Gauteng Freeway Improvement Project, Basil Read is upgrading the Tom
Jones and Rietfontein interchanges on the N12 in the East Rand. But a
lack of bitumen slowed the project and cost Basil Read millions of rand.
builders have found methods to keep their bitumen work going. Basil
Read is establishing a plant in the Western Cape to maintain specific grade bitumen. Bitumen will be supplied from a Western Cape refinery
being built with the help of a New Zealand company.
Basil Read’s MD, Dave Bennett, is confident that bitumen supply countrywide will remain under control this year."We have our plant to support us, but even without it, the oil refineries are back on track.
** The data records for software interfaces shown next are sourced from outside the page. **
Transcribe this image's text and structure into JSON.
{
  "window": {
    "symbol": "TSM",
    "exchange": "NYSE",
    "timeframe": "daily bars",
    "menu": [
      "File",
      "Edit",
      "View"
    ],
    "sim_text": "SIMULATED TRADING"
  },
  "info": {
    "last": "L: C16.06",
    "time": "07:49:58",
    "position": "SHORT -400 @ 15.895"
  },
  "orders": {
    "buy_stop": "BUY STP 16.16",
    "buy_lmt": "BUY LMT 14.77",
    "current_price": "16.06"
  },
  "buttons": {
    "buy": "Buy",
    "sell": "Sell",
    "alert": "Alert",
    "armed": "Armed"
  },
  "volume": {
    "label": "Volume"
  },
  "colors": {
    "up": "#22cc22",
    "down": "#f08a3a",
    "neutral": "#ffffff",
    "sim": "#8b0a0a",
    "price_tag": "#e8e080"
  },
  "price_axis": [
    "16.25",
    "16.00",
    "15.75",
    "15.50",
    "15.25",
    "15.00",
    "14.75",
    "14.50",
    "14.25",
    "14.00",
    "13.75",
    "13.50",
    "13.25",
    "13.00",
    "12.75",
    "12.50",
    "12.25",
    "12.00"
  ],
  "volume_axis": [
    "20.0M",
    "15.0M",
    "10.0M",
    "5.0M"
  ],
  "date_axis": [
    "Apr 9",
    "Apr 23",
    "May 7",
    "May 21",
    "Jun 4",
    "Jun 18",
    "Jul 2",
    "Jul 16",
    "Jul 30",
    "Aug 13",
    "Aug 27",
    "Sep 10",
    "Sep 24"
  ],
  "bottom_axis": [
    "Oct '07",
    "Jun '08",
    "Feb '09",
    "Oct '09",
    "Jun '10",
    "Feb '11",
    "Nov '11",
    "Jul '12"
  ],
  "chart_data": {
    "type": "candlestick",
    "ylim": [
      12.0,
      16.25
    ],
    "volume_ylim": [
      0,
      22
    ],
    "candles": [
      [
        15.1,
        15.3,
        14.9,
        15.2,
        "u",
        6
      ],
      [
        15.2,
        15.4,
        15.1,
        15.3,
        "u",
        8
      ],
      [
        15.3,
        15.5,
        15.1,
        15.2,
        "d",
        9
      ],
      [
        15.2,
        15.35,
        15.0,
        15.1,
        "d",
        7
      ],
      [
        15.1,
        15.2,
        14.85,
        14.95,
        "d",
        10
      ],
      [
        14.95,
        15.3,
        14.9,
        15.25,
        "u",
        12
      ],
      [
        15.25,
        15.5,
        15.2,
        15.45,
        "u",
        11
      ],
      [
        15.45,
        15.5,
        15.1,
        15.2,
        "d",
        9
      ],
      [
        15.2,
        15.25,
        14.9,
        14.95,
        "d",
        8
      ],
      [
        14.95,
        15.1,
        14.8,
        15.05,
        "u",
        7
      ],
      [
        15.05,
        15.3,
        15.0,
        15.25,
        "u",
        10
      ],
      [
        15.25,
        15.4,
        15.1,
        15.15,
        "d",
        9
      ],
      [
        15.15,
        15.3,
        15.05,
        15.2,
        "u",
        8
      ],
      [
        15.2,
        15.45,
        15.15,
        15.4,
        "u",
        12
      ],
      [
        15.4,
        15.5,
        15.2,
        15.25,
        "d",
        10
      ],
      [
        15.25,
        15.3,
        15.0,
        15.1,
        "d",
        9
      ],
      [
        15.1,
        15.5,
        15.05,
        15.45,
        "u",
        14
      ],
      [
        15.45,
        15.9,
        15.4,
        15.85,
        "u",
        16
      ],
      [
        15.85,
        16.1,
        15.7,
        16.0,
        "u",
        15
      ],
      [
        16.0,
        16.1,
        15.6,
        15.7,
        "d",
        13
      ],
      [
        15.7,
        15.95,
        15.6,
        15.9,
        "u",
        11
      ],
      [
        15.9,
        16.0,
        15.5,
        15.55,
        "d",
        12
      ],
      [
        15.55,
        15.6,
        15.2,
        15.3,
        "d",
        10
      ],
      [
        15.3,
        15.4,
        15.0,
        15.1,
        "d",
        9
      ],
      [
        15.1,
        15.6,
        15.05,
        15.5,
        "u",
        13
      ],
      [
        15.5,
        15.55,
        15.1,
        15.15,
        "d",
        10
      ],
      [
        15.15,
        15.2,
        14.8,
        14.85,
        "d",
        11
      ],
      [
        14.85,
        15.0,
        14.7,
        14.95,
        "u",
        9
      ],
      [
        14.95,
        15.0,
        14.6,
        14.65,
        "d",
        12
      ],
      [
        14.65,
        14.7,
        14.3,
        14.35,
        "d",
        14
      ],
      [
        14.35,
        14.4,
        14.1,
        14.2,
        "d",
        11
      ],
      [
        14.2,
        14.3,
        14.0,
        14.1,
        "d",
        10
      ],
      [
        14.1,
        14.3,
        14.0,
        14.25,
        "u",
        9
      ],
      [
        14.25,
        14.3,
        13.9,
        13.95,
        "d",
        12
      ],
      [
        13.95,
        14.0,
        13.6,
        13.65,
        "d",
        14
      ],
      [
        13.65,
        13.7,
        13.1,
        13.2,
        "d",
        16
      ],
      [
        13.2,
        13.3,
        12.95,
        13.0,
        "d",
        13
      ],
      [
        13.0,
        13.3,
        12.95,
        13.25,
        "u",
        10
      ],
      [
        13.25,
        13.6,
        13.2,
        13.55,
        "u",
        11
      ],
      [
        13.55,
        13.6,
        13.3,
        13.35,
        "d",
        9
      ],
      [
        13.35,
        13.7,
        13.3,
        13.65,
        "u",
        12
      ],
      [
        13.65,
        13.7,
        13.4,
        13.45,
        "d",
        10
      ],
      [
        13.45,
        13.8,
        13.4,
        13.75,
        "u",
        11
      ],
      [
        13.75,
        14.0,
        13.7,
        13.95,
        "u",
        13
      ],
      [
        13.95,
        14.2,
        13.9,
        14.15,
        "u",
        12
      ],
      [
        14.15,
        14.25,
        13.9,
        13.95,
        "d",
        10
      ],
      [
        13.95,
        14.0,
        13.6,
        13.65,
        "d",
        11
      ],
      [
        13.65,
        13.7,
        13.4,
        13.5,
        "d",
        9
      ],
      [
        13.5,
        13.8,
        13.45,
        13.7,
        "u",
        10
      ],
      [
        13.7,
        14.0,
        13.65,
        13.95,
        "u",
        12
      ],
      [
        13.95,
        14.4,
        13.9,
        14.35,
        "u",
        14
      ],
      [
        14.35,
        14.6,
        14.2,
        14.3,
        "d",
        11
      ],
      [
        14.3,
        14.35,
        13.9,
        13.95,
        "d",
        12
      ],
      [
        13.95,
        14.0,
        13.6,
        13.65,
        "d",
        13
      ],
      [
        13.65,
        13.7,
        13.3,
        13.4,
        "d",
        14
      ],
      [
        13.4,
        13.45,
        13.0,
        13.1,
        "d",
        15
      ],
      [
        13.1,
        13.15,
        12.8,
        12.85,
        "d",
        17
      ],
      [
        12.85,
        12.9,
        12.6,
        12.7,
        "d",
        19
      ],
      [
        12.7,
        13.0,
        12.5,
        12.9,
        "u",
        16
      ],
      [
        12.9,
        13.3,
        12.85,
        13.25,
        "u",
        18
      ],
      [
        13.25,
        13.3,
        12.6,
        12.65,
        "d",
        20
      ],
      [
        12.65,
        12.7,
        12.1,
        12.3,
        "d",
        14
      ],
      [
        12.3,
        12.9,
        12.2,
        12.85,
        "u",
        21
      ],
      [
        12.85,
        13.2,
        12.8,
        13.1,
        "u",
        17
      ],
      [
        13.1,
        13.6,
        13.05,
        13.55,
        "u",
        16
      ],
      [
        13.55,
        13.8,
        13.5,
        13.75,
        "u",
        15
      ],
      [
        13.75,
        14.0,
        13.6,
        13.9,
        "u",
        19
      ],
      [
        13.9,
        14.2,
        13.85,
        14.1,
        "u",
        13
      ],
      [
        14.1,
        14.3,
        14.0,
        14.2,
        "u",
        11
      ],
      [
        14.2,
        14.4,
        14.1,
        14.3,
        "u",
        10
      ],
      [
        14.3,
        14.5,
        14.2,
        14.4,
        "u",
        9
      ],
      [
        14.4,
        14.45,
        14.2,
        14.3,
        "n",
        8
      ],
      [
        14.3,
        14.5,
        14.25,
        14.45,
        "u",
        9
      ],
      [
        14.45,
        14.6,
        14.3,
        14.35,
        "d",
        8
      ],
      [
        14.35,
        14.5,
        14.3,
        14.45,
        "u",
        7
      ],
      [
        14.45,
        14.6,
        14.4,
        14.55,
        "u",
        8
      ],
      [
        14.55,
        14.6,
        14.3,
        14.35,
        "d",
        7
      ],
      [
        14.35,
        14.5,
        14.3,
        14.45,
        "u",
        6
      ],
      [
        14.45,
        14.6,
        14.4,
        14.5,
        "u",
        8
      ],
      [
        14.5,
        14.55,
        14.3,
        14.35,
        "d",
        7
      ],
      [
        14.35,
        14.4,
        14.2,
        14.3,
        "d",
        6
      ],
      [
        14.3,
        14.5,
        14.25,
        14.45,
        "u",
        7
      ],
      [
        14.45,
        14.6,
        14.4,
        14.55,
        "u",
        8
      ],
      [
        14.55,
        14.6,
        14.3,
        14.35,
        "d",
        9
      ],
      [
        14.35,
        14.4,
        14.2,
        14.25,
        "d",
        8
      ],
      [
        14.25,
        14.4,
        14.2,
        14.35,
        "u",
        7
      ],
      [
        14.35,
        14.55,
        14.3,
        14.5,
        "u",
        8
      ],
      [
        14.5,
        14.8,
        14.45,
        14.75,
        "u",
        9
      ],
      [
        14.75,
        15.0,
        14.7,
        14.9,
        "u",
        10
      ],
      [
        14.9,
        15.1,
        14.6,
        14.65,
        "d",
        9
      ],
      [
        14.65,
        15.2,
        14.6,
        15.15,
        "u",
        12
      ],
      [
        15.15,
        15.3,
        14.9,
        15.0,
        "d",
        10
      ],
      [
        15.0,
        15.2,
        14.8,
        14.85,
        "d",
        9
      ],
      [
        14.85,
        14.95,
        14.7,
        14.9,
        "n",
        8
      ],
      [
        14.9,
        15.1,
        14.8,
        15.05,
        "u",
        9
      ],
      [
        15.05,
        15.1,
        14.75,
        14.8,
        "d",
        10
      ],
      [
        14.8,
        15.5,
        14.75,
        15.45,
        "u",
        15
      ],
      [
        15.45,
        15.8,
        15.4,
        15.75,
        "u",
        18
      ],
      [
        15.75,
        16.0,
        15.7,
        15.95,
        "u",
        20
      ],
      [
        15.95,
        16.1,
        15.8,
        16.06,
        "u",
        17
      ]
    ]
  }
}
are getting enough bitumen for this year. The main thing we need though
is for there not to be sudden shutdowns. At this stage, we just expect
to see maintenance work on the refineries when construction companies
close late in 2013 for builders holidays," he says.
He says concrete will not be used instead of bitumen, regardless of any threats to supply.
roads can be very good but they are expensive to build. They may last
longer but they also do not take to extreme weather like heavy rains
like bitumen roads do," he says.
The stretch of the N1 highway
between Johannesburg and Pretoria was mostly concrete, but a layer of
bitumen was added to it recently, because of the number of road
accidents in wet weather, he says.
"You’ll find that some of our
highways are concrete. They have been built to last. However, we must
bear in mind that they have cost a lot to build and the authorities
would only spend so much money on main highways in the future. These
roads are likely to have bitumen layers because of the experience of
accidents on the concrete highway from Johannesburg to Pretoria," Mr
Listed road construction and rehabilitation group
Raubex recently bought Tosas, a maker of value-added bituminous products, from Sasol Oil for R120m.The acquisition provides
Raubex with bitumen processing and storage facilities in South Africa,
and extends its footprint to Botswana and Namibia.
assessment of the strategic fit of the downstream bitumen business,
Sasol Oil decided to dispose of its interest in Tosas," Sasol group said
on Monday. Tosas makes modified bitumen, which includes rubber or
synthetic latex. It is a durable and more elastic product with greater
Raubex CEO Rudolf Fourie says the
acquisition gave the group the ability to work with bitumen in-house and
provides 50% of its bitumen needs.
Brian Perrie, MD of the Cement
and Concrete Institute, still believes there is a case for concrete
roads. He says cement is safer to drive on irrespective of the weather
threats. "It reflects light better than bitumen does, making it easier
to drive at night. It offers built-in skid resistance and improved
traction, for safer driving. It can be grooved for improved run-off,
preventing aquaplaning in wet conditions."
It is also quieter than
bitumen when cars drive over it, and raw materials, including cement,
sand, stone and water are readily available in South Africa. "Concrete
roads are viable in South Africa. They are quicker to build and require
labour intensive methods which empowers local communities and creates
employment. Concrete plants, unlike oil refineries, can operate all year
round," Mr Perrie says.
Pieter Fourie, CEO of cement firm
Sephaku, says he believes concrete should be the primary road building
material in SA because bitumen requires too much maintenance.
Source - BDLive